Heimsath researches how the earth's surface changes under the influence of climate, tectonic and human forcing. He runs a lab to quantify surface processes and teaches undergraduate and graduate students.
Herckes is a Professor in ASU’s School of Molecular Sciences and affiliate professor in the School of Earth and Space Exploration. His research areas include analytical, environmental and atmospheric chemistry.
Hervig uses the elemental and isotopic chemistry of earth and extraterrestrial materials to deduce their origin and evolution. The main analytical tool he uses is secondary ion mass spectrometry (SIMS).
Hodges is a transdisciplinary scientist with a broad array of research interests, including the evolution and origin of mountain ranges, the tempo of meteorite impact in the Solar System, and human-robotic exploration.
Krauss is a theoretical physicist, author of more than 300 scientific publications and 10 books, recipient of numerous awards, and he appears frequently on radio, television, and in feature films.
Philip Mauskopf works on designing and building instruments primarily for astronomy and cosmology using superconducting detectors and devices.
Reynolds is a professor in the School of Earth and Space Exploration. His current geologic research focuses on structure, tectonics, stratigraphy, detrital-zircon provenance studies, and mineral deposits of the Southwest.

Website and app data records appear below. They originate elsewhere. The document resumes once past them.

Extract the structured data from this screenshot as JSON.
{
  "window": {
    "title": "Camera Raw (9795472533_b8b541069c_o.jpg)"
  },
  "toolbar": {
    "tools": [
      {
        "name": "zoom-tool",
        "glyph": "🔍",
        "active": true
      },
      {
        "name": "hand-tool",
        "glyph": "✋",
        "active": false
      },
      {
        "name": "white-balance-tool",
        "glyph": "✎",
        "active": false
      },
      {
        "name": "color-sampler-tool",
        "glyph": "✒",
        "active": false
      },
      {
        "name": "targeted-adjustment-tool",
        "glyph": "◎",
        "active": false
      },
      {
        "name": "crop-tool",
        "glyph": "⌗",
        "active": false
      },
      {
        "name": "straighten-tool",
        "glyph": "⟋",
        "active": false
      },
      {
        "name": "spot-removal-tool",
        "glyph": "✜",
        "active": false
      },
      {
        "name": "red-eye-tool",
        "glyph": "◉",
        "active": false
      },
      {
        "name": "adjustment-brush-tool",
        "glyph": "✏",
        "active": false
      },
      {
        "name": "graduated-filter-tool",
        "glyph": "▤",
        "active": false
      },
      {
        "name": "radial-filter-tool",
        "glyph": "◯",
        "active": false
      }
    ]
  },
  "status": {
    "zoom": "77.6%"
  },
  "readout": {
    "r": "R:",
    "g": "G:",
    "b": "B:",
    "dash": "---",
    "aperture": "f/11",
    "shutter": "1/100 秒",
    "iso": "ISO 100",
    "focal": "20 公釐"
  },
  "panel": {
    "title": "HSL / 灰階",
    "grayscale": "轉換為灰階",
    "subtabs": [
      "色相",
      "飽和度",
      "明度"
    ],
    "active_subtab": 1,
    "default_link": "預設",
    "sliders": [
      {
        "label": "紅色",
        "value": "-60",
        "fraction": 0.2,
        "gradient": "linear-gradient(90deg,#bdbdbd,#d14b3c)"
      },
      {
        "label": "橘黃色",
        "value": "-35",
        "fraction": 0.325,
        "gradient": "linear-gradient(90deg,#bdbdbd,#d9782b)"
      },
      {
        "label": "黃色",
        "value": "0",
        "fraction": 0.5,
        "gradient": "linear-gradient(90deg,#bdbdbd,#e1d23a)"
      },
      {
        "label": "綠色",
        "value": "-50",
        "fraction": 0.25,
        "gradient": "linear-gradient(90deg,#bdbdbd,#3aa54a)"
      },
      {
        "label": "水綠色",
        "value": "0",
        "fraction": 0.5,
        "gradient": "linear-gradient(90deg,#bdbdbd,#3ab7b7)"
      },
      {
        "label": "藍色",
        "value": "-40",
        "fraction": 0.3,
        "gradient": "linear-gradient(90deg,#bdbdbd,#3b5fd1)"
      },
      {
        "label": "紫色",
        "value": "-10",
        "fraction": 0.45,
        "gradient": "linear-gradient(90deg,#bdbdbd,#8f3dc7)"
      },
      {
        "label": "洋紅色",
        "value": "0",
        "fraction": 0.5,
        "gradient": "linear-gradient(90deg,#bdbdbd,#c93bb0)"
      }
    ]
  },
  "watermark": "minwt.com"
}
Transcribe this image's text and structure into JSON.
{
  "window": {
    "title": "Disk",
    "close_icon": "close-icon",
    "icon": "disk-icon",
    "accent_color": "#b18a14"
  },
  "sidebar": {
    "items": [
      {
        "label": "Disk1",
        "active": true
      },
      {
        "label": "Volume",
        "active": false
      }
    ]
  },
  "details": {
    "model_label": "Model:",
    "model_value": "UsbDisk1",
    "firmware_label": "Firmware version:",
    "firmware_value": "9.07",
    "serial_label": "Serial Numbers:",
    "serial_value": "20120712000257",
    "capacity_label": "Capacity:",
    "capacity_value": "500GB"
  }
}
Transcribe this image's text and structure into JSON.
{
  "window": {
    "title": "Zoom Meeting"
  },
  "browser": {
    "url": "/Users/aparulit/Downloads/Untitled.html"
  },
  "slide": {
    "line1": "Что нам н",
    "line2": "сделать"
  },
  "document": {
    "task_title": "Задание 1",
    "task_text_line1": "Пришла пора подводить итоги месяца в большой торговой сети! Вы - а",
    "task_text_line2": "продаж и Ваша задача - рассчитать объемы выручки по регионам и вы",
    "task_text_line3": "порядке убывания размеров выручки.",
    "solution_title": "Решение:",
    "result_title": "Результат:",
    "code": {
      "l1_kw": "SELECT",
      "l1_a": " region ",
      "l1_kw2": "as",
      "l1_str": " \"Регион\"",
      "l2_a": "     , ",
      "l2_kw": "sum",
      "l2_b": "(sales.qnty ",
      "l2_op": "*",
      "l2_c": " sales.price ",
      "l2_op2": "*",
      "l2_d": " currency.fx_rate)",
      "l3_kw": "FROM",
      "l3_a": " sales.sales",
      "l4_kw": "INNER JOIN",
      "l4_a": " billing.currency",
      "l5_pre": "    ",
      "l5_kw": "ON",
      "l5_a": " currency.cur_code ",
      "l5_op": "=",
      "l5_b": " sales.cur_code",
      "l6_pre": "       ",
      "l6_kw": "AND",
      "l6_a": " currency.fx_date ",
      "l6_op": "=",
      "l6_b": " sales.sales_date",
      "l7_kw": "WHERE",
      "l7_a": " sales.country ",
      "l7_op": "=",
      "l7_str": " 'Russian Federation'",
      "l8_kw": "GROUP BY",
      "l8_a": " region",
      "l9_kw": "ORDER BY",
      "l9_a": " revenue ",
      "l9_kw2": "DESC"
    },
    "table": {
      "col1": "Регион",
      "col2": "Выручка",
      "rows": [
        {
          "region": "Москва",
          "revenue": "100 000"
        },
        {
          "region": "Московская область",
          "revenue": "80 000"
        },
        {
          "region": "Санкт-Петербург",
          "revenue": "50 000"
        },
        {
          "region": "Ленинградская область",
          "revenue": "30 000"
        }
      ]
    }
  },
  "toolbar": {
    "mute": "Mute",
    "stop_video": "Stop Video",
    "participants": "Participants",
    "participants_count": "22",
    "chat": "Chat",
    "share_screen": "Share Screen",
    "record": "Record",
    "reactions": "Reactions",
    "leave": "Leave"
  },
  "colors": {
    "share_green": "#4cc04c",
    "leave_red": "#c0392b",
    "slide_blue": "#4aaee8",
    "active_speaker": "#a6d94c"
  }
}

Dr. Robinson serves as the PI for the NASA Lunar Reconnaissance Orbiter Camera. He is also the PI for a new NASA lunar imaging experiment ShadowCam, which is now under development.